The Truth About: Pah Chihera
Home Town & Current City: Harare
Current City: Harare
Age: March 6, 1991
Marital Status & Children: In a relationship
Genre: Afro Jazz
How did your career start, and where are you projecting yourself with all the talent currently coming out of Zimbabwe?
Music is something that I was born doing, although I had a strong passion for modelling when I was younger. I began as a backing vocalist for my Uncle Kudakwashe Prince, who is featuring in most of my tracks.
My uncle then decided to wean me and let me to record solo, with Runonzi Rudo as my first Album. I have always believed in quality and not quantity so I have taken my time to polish this album and I see myself growing and becoming a better artist .
Have you found Zimbabweans supportive?
Kusatenda huroyi chokwadi. I would like to say I’m really humbled with the warm responses I’m getting since releasing my album. Zimbabweans are really supportive and I’m very grateful.
 I’m ever learning and I take praise and criticism as part of the constructive process to only make me better. As they say, ‘akubaya zanhi ndewako’.
What do you consider your greatest musical strength?
Stage performance.
Are you currently signed by a record deal?

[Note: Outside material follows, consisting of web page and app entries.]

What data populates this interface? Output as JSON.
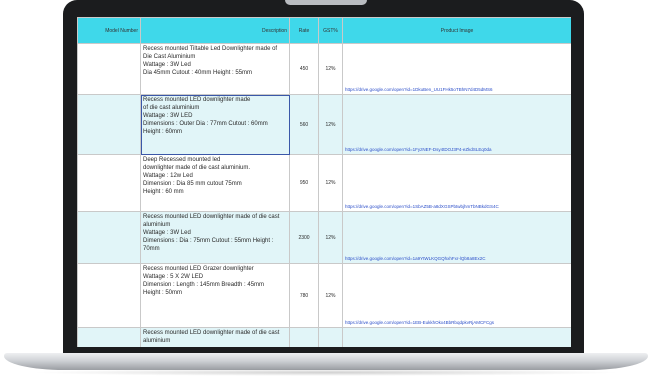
{
  "table": {
    "headers": {
      "model": "Model Number",
      "description": "Description",
      "rate": "Rate",
      "gst": "GST%",
      "image": "Product Image"
    },
    "rows": [
      {
        "desc": [
          "Recess mounted Tiltable Led Downlighter made of",
          "Die Cast Aluminium",
          "Wattage : 3W Led",
          "Dia 45mm Cutout : 40mm Height : 55mm"
        ],
        "rate": "450",
        "gst": "12%",
        "link": "https://drive.google.com/open?id=1DkuBen_UU1FHk5oTBhN7d4D5dMS6",
        "selected": false
      },
      {
        "desc": [
          "Recess mounted LED downlighter made",
          "of die cast aluminium",
          "Wattage : 3W LED",
          "Dimensions : Outer Dia : 77mm Cutout : 60mm",
          "Height : 60mm"
        ],
        "rate": "560",
        "gst": "12%",
        "link": "https://drive.google.com/open?id=1FyzNEF-Dsy4tDOJ3P4-eZkdSLEq0da",
        "selected": true
      },
      {
        "desc": [
          "Deep Recessed mounted led",
          "downlighter made of die cast aluminium.",
          "Wattage : 12w Led",
          "Dimension : Dia 85 mm cutout 75mm",
          "Height : 60 mm"
        ],
        "rate": "950",
        "gst": "12%",
        "link": "https://drive.google.com/open?id=1SbAZ5B-a8dXGSPbtwbjhmTbNBkdGS4C",
        "selected": false
      },
      {
        "desc": [
          "Recess mounted LED downlighter made of die cast",
          "aluminium",
          "Wattage : 3W Led",
          "Dimensions : Dia : 75mm Cutout : 55mm Height :",
          "70mm"
        ],
        "rate": "2300",
        "gst": "12%",
        "link": "https://drive.google.com/open?id=1a9YtWLKQGQhxhFxr-lQb8a8Ex2C",
        "selected": false
      },
      {
        "desc": [
          "Recess mounted LED Grazer downlighter",
          "Wattage : 5 X 2W LED",
          "Dimension : Length : 145mm Breadth : 45mm",
          "Height : 50mm"
        ],
        "rate": "780",
        "gst": "12%",
        "link": "https://drive.google.com/open?id=1EB-EukkhOkx4BbRbqdpkvRjAMCFCgs",
        "selected": false
      },
      {
        "desc": [
          "Recess mounted LED downlighter made of die cast",
          "aluminium"
        ],
        "rate": "",
        "gst": "",
        "link": "",
        "selected": false
      }
    ]
  }
}
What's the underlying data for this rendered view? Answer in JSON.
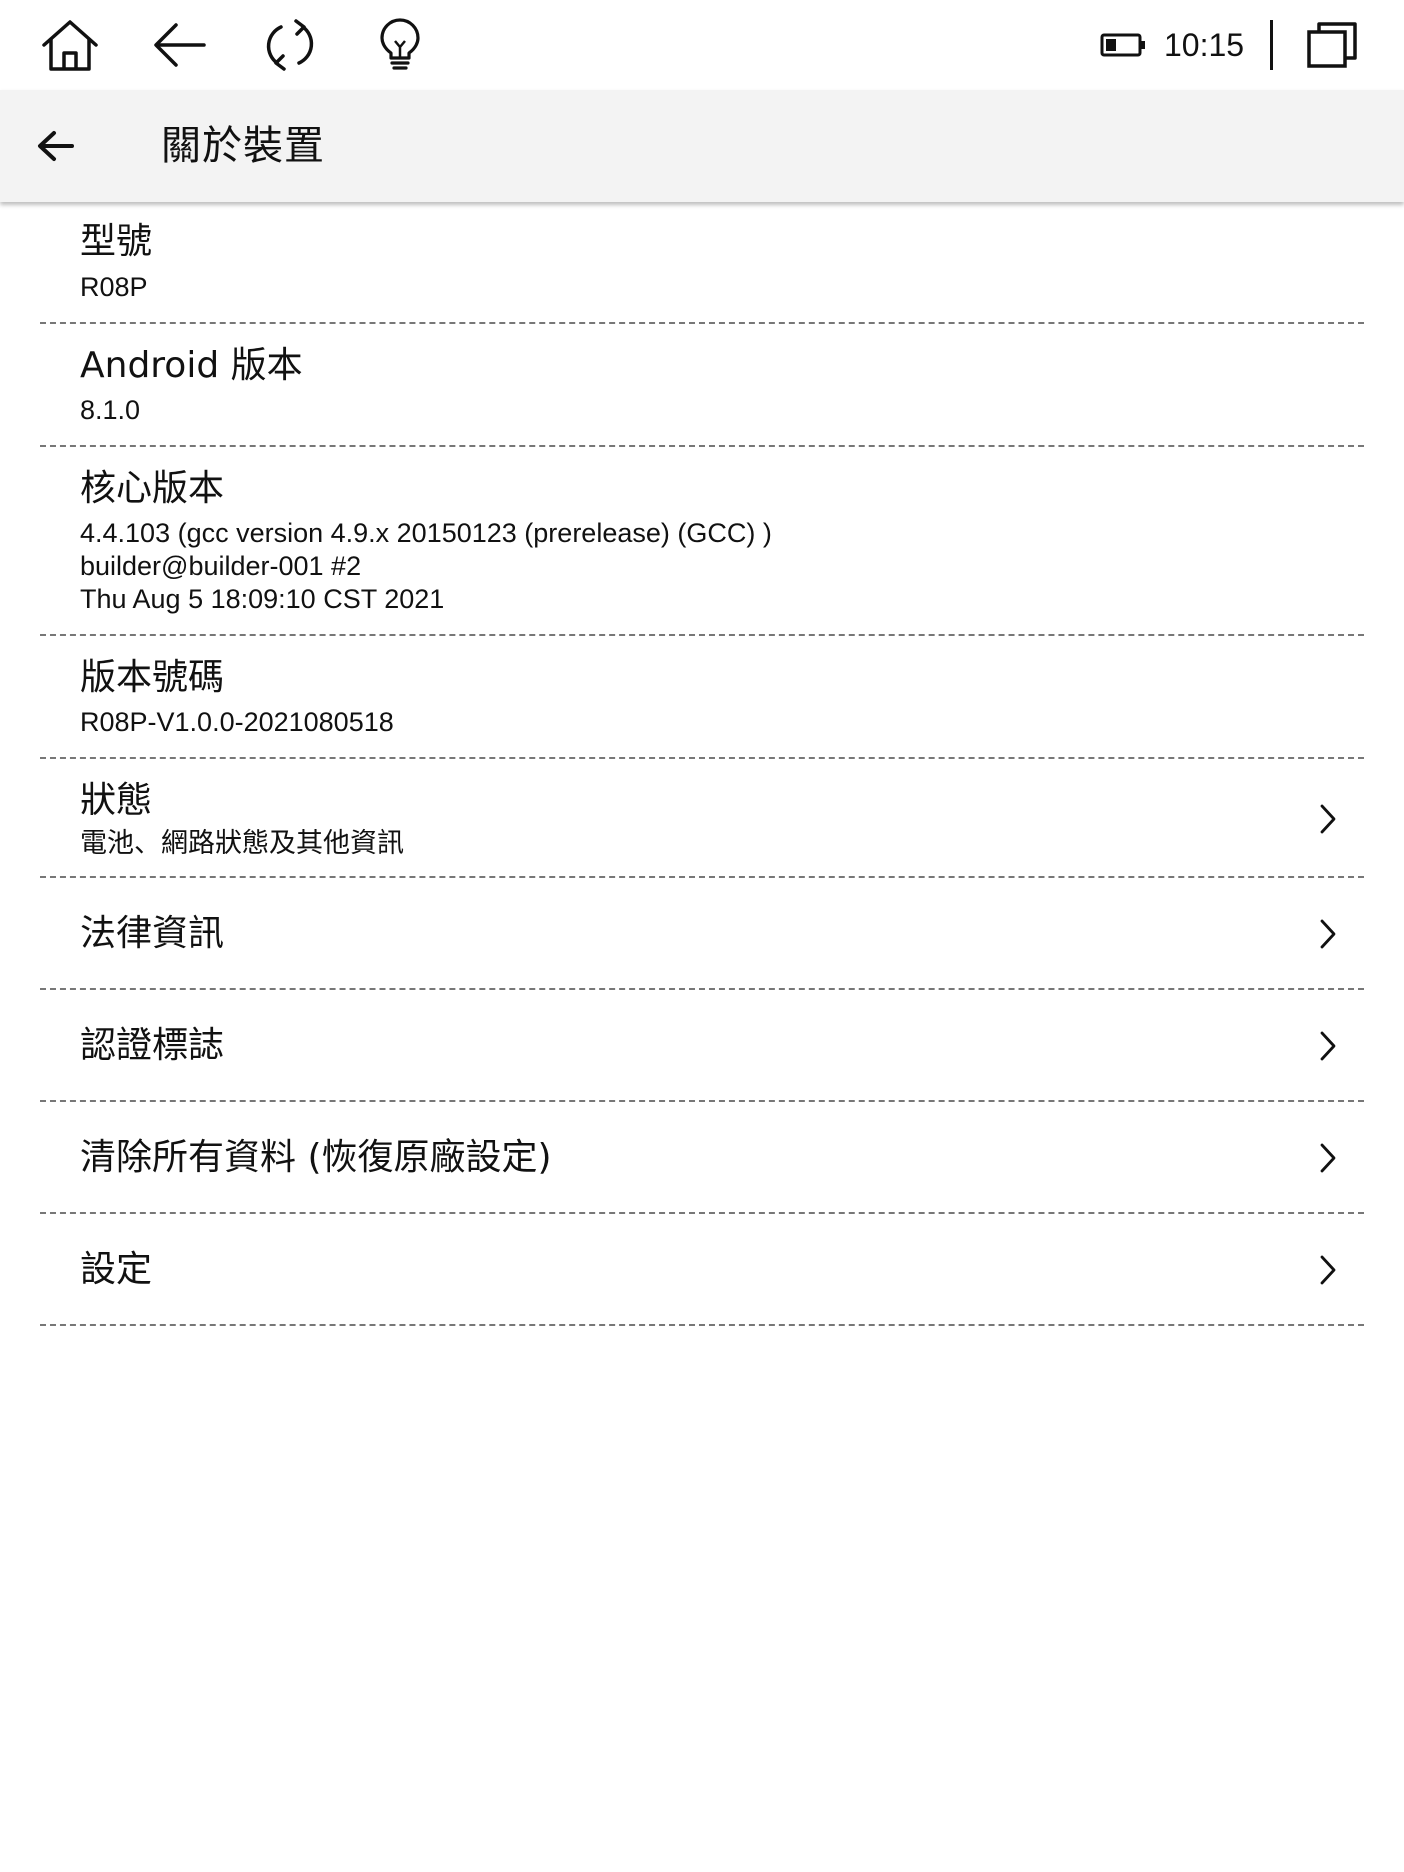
{
  "status_bar": {
    "icons": [
      "home-icon",
      "back-arrow-icon",
      "refresh-icon",
      "lightbulb-icon"
    ],
    "battery_icon": "battery-icon",
    "time": "10:15",
    "window_icon": "multi-window-icon"
  },
  "header": {
    "back_icon": "arrow-left-icon",
    "title": "關於裝置"
  },
  "items": [
    {
      "title": "型號",
      "subtitle": "R08P"
    },
    {
      "title": "Android 版本",
      "subtitle": "8.1.0"
    },
    {
      "title": "核心版本",
      "subtitle_lines": [
        "4.4.103 (gcc version 4.9.x 20150123 (prerelease) (GCC) )",
        "builder@builder-001 #2",
        "Thu Aug 5 18:09:10 CST 2021"
      ]
    },
    {
      "title": "版本號碼",
      "subtitle": "R08P-V1.0.0-2021080518"
    },
    {
      "title": "狀態",
      "subtitle": "電池、網路狀態及其他資訊"
    },
    {
      "title": "法律資訊"
    },
    {
      "title": "認證標誌"
    },
    {
      "title": "清除所有資料 (恢復原廠設定)"
    },
    {
      "title": "設定"
    }
  ],
  "colors": {
    "header_bg": "#f3f3f3",
    "divider": "#777777",
    "text": "#111111"
  }
}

I’m not signed with any recording company, but I am considering Chigutiro Records. These guys are really assisting me a lot, especially Shayne Dingz, he has been supportive and I can never thank him enough for the marketing and exposure he’s giving me. I think and feel Chigutiro Records is my home.Advertisement

Do you write your own songs?

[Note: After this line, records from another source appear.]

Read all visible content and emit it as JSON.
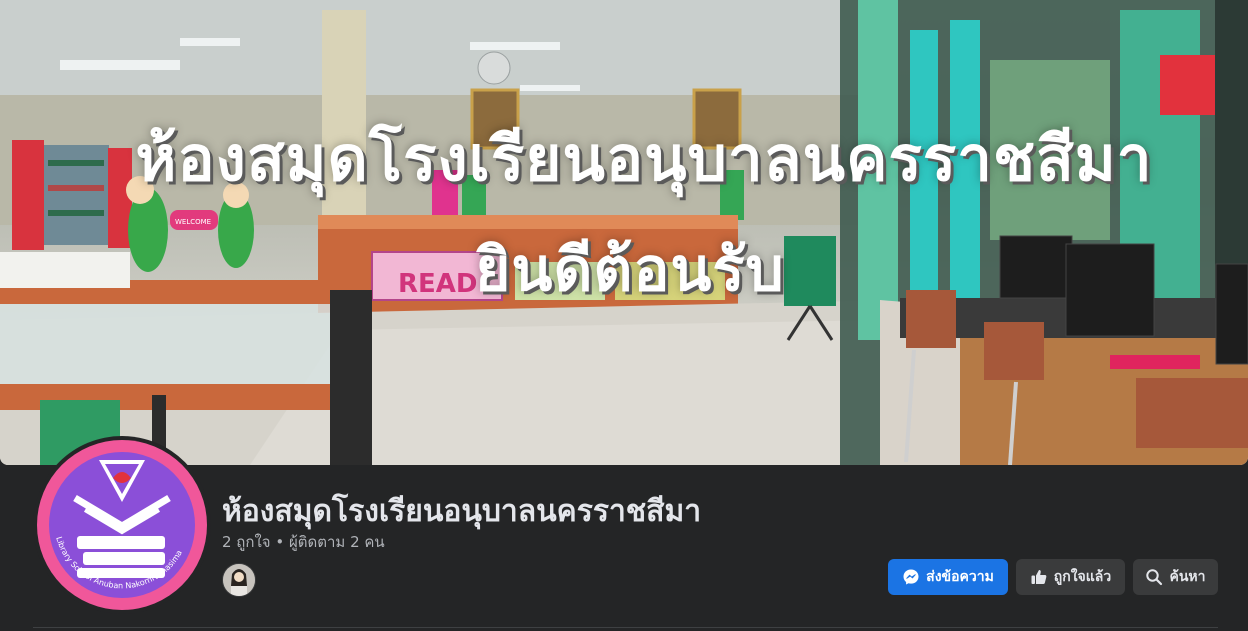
{
  "cover": {
    "headline_line1": "ห้องสมุดโรงเรียนอนุบาลนครราชสีมา",
    "headline_line2": "ยินดีต้อนรับ",
    "scene_text": {
      "read_sign": "READ",
      "welcome_sign": "WELCOME"
    }
  },
  "profile": {
    "logo_text": "Library School Anuban Nakornrachasima",
    "page_name": "ห้องสมุดโรงเรียนอนุบาลนครราชสีมา",
    "stats": "2 ถูกใจ • ผู้ติดตาม 2 คน"
  },
  "actions": {
    "message_label": "ส่งข้อความ",
    "liked_label": "ถูกใจแล้ว",
    "search_label": "ค้นหา"
  },
  "icons": {
    "message": "messenger-icon",
    "liked": "thumbs-up-icon",
    "search": "search-icon"
  },
  "colors": {
    "background": "#242526",
    "primary_button": "#1b74e4",
    "secondary_button": "#3a3b3c",
    "logo_pink": "#f0579a",
    "logo_purple": "#8b4fd8"
  }
}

Yes, I am involved in the song writing. I’m generally inspired by real life experiences and tell stories from it. My uncle Prince K Musarurwa has also written some of my songs and we’re a great team.
If someone picks your CD from a record bar for the first time, what should they expect?
I want to think that my music is value-laden, conserves traditional values and contributes to our heritage. Most of my songs carry a message on life in marriages, respect for husbands and maintenance of their positions in the home and that is part of our culture.
I must emphasise that giving men the respect they deserve and being submissive doesn’t mean women have to put up with oppression. So my music tells life stories in an entertaining fashion, which I believe will go a long way and change the lives of many people.
On the respect theme, I also sing about the use of totems – itself a sign of respect and pride in one’s identity. I believe this should not be done away with by trying to westernise things.
What is your favourite musical instrument?
Easy, it’s the mbira.